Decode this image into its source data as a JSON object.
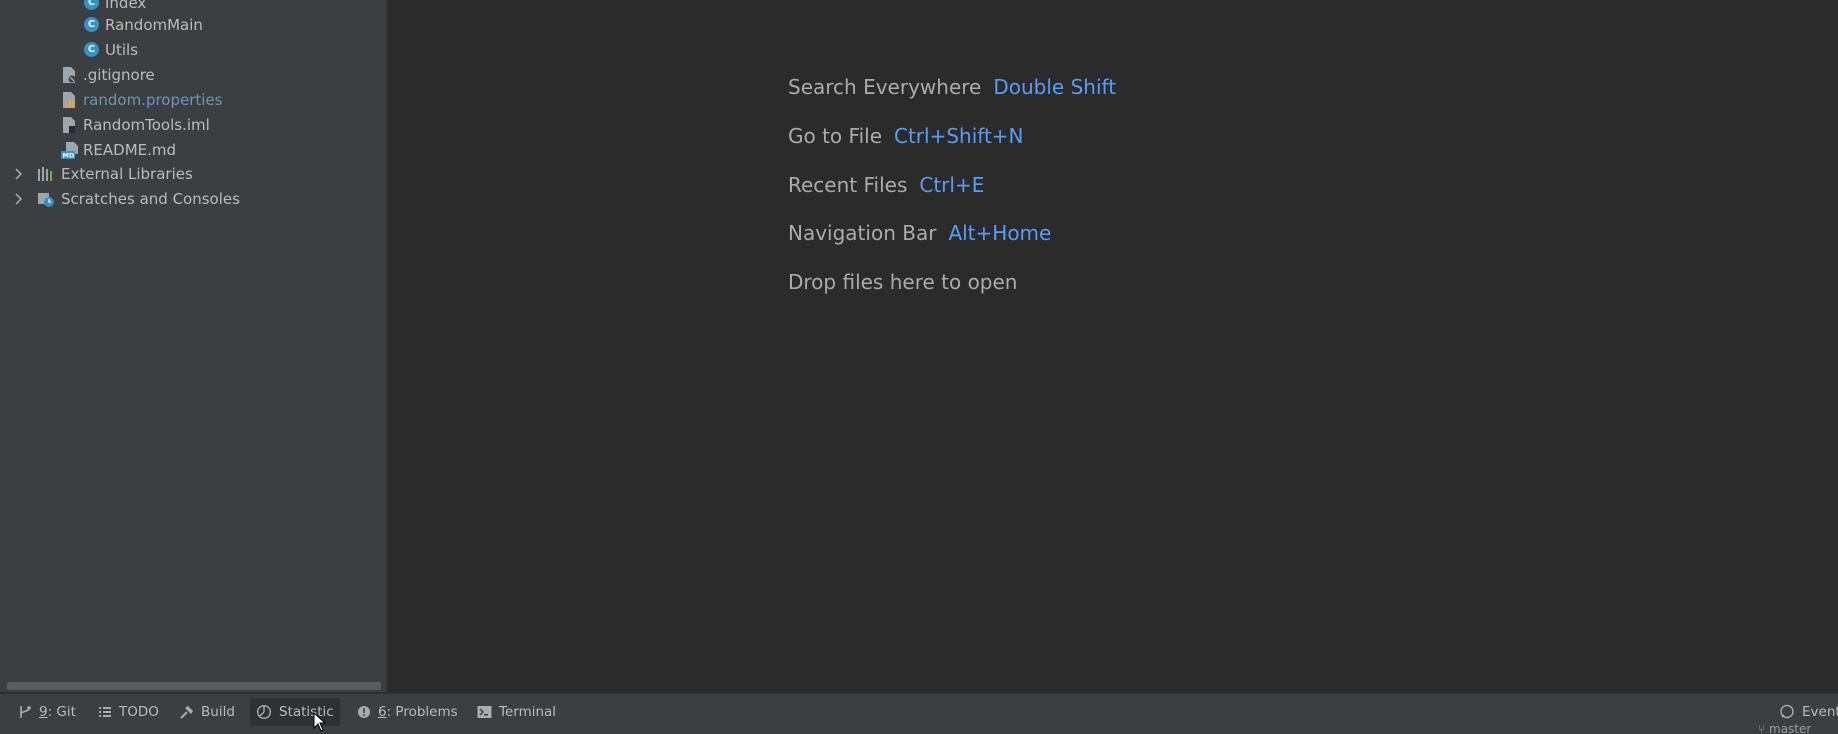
{
  "project_tree": {
    "items": [
      {
        "label": "Index",
        "icon": "java-class-icon"
      },
      {
        "label": "RandomMain",
        "icon": "java-class-icon"
      },
      {
        "label": "Utils",
        "icon": "java-class-icon"
      },
      {
        "label": ".gitignore",
        "icon": "gitignore-file-icon"
      },
      {
        "label": "random.properties",
        "icon": "properties-file-icon"
      },
      {
        "label": "RandomTools.iml",
        "icon": "iml-file-icon"
      },
      {
        "label": "README.md",
        "icon": "markdown-file-icon"
      },
      {
        "label": "External Libraries",
        "icon": "libraries-icon"
      },
      {
        "label": "Scratches and Consoles",
        "icon": "scratches-icon"
      }
    ]
  },
  "editor": {
    "hints": [
      {
        "text": "Search Everywhere",
        "shortcut": "Double Shift"
      },
      {
        "text": "Go to File",
        "shortcut": "Ctrl+Shift+N"
      },
      {
        "text": "Recent Files",
        "shortcut": "Ctrl+E"
      },
      {
        "text": "Navigation Bar",
        "shortcut": "Alt+Home"
      },
      {
        "text": "Drop files here to open",
        "shortcut": ""
      }
    ]
  },
  "toolbar": {
    "git": {
      "mnemonic": "9",
      "label": ": Git"
    },
    "todo": {
      "label": "TODO"
    },
    "build": {
      "label": "Build"
    },
    "statistic": {
      "label": "Statistic"
    },
    "problems": {
      "mnemonic": "6",
      "label": ": Problems"
    },
    "terminal": {
      "label": "Terminal"
    },
    "event": {
      "label": "Event"
    }
  },
  "status": {
    "branch": "master"
  },
  "colors": {
    "editor_bg": "#2b2b2b",
    "panel_bg": "#3c3f41",
    "shortcut": "#589df6",
    "modified_file": "#6897bb",
    "class_icon": "#3592c4"
  }
}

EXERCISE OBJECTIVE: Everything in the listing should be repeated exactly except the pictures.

RESULT OF THIS TASK:
Decode this image into its source data as a JSON object.
{
  "project_tree": {
    "items": [
      {
        "label": "Index",
        "icon": "java-class-icon"
      },
      {
        "label": "RandomMain",
        "icon": "java-class-icon"
      },
      {
        "label": "Utils",
        "icon": "java-class-icon"
      },
      {
        "label": ".gitignore",
        "icon": "gitignore-file-icon"
      },
      {
        "label": "random.properties",
        "icon": "properties-file-icon"
      },
      {
        "label": "RandomTools.iml",
        "icon": "iml-file-icon"
      },
      {
        "label": "README.md",
        "icon": "markdown-file-icon"
      },
      {
        "label": "External Libraries",
        "icon": "libraries-icon"
      },
      {
        "label": "Scratches and Consoles",
        "icon": "scratches-icon"
      }
    ]
  },
  "editor": {
    "hints": [
      {
        "text": "Search Everywhere",
        "shortcut": "Double Shift"
      },
      {
        "text": "Go to File",
        "shortcut": "Ctrl+Shift+N"
      },
      {
        "text": "Recent Files",
        "shortcut": "Ctrl+E"
      },
      {
        "text": "Navigation Bar",
        "shortcut": "Alt+Home"
      },
      {
        "text": "Drop files here to open",
        "shortcut": ""
      }
    ]
  },
  "toolbar": {
    "git": {
      "mnemonic": "9",
      "label": ": Git"
    },
    "todo": {
      "label": "TODO"
    },
    "build": {
      "label": "Build"
    },
    "statistic": {
      "label": "Statistic"
    },
    "problems": {
      "mnemonic": "6",
      "label": ": Problems"
    },
    "terminal": {
      "label": "Terminal"
    },
    "event": {
      "label": "Event"
    }
  },
  "status": {
    "branch": "master"
  },
  "colors": {
    "editor_bg": "#2b2b2b",
    "panel_bg": "#3c3f41",
    "shortcut": "#589df6",
    "modified_file": "#6897bb",
    "class_icon": "#3592c4"
  }
}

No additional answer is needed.